by Katherine Hubbard

Notes from Utah. Notes on gray. is a performance-lecture that explores the relationship between the human eye, the camera, and cognitive perception.

Fran Ross's Oreo

by Rone Shavers

Originally published in 1974 and the only novel written by Fran Ross before her untimely death in 1985, Oreo walks the line between so many different worlds (highbrow/lowbrow culture, literary/genre fiction, black/white racial dynamics, and feminist/womanist gender politics), that it can only be described as postmodern.

Guillaume Apollinaire’s Zone: Selected Poems, translated by Ron Padgett

by Dylan Furcall

In 1969, The New York Review of Books published Vladimir Nabokov’s famous condemnation of those liberties taken by Robert Lowell in his adaptations of the Russian poet Osip Mandelshtam. Nabokov acidly mused, “I can easily imagine Robert Lowell himself finding one of his best poems … adapted in some other country by some eminent, blissfully monolingual foreign poet,” such that Lowell’s phrase “leathery love” would be bastardized to “the football of passion.”

Samuel Beckett’s Happy Days

by Amber Power

Winnie is buried to her neck in scorched earth. A black revolver rests beside her chirping and disembodied head.
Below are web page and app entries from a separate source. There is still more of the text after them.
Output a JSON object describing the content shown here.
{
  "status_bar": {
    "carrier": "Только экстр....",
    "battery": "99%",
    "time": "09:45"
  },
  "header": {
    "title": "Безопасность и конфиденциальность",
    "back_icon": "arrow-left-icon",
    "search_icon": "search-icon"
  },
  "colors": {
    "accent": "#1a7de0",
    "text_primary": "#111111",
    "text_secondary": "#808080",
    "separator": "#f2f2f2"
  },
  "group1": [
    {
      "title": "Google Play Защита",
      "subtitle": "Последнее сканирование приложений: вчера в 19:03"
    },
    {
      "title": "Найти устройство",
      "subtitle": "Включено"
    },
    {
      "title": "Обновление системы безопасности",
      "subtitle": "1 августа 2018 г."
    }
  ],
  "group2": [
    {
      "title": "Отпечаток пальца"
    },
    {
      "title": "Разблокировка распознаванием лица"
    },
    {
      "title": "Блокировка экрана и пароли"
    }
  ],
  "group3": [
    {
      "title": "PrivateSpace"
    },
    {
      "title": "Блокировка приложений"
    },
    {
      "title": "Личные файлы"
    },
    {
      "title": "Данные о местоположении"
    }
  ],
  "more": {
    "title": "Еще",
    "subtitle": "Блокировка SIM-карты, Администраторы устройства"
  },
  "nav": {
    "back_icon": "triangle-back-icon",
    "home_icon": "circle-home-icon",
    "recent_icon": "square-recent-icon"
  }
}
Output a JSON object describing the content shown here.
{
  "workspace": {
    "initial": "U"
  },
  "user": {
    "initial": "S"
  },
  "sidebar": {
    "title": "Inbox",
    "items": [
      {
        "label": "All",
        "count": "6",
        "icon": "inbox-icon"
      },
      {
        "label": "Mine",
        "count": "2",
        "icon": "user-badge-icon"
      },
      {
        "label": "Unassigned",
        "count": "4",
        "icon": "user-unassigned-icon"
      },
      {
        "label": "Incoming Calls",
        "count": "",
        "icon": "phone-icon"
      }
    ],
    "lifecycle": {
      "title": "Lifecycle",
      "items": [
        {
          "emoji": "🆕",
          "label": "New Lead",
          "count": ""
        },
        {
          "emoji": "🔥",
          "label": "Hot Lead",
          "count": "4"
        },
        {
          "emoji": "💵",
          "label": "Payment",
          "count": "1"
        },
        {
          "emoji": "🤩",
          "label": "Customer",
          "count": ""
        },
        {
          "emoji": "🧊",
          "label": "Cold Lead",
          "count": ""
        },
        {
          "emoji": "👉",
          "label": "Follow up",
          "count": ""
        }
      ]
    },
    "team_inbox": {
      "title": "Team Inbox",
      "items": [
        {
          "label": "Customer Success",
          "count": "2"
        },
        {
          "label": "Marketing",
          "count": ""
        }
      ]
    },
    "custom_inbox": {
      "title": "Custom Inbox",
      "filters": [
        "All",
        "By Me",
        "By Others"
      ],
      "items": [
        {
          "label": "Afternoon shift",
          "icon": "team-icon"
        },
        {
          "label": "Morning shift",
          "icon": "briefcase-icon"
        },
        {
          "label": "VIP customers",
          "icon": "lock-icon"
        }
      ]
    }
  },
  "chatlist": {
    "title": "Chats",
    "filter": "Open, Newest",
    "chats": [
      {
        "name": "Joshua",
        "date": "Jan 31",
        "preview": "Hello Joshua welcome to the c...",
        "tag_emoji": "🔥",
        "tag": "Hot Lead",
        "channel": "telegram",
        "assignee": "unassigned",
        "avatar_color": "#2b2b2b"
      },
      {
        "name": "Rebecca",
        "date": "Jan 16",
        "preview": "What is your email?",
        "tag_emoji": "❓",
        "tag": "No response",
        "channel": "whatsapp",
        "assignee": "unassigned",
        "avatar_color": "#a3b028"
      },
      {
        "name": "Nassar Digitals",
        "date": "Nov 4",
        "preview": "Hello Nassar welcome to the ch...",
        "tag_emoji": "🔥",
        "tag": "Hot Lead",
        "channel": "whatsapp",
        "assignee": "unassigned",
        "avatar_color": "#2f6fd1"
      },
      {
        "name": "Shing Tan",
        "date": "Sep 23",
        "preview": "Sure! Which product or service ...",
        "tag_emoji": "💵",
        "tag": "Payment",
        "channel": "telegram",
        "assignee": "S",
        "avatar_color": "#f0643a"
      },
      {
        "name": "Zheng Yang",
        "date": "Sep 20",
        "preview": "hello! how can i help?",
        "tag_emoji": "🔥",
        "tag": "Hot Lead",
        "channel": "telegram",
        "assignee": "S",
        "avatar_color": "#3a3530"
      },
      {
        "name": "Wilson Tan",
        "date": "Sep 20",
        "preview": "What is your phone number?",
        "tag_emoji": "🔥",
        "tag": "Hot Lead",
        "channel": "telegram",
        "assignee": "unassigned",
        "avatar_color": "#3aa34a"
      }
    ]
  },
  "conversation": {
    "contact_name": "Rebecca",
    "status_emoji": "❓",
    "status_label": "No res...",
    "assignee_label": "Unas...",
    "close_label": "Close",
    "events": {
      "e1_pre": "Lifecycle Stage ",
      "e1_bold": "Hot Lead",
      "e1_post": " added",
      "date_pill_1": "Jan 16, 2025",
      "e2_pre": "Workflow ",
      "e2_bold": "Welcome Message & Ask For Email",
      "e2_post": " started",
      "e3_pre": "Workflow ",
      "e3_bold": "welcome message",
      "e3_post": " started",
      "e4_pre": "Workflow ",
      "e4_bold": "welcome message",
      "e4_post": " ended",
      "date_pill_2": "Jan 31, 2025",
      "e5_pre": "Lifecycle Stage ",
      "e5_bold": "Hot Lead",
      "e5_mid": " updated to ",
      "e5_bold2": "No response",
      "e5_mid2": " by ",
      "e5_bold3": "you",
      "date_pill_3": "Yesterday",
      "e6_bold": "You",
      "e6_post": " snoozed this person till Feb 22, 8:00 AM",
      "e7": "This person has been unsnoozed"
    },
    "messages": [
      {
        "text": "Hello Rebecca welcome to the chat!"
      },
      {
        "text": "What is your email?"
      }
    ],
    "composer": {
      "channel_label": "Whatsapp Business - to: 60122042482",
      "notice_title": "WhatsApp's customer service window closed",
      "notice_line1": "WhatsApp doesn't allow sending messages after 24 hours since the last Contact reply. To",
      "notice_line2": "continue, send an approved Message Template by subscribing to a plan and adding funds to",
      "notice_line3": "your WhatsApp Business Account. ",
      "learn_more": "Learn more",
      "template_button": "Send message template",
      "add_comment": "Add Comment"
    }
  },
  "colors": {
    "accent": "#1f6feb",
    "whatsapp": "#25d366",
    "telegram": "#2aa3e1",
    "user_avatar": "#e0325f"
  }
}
Willie, her companion, feebly scratches on all fours at the impossible mound that separates them—at one point nearly rolling down its face into an empty abyss below.

Tonya Foster & John Keene

Foster and Keene discuss the strategies for black resistance in their respective new books—the poetry volume A Swarm of Bees in High Court and Counternarratives, a collection of short fictions.

BOMB 133
Fall 2015
The cover of BOMB 133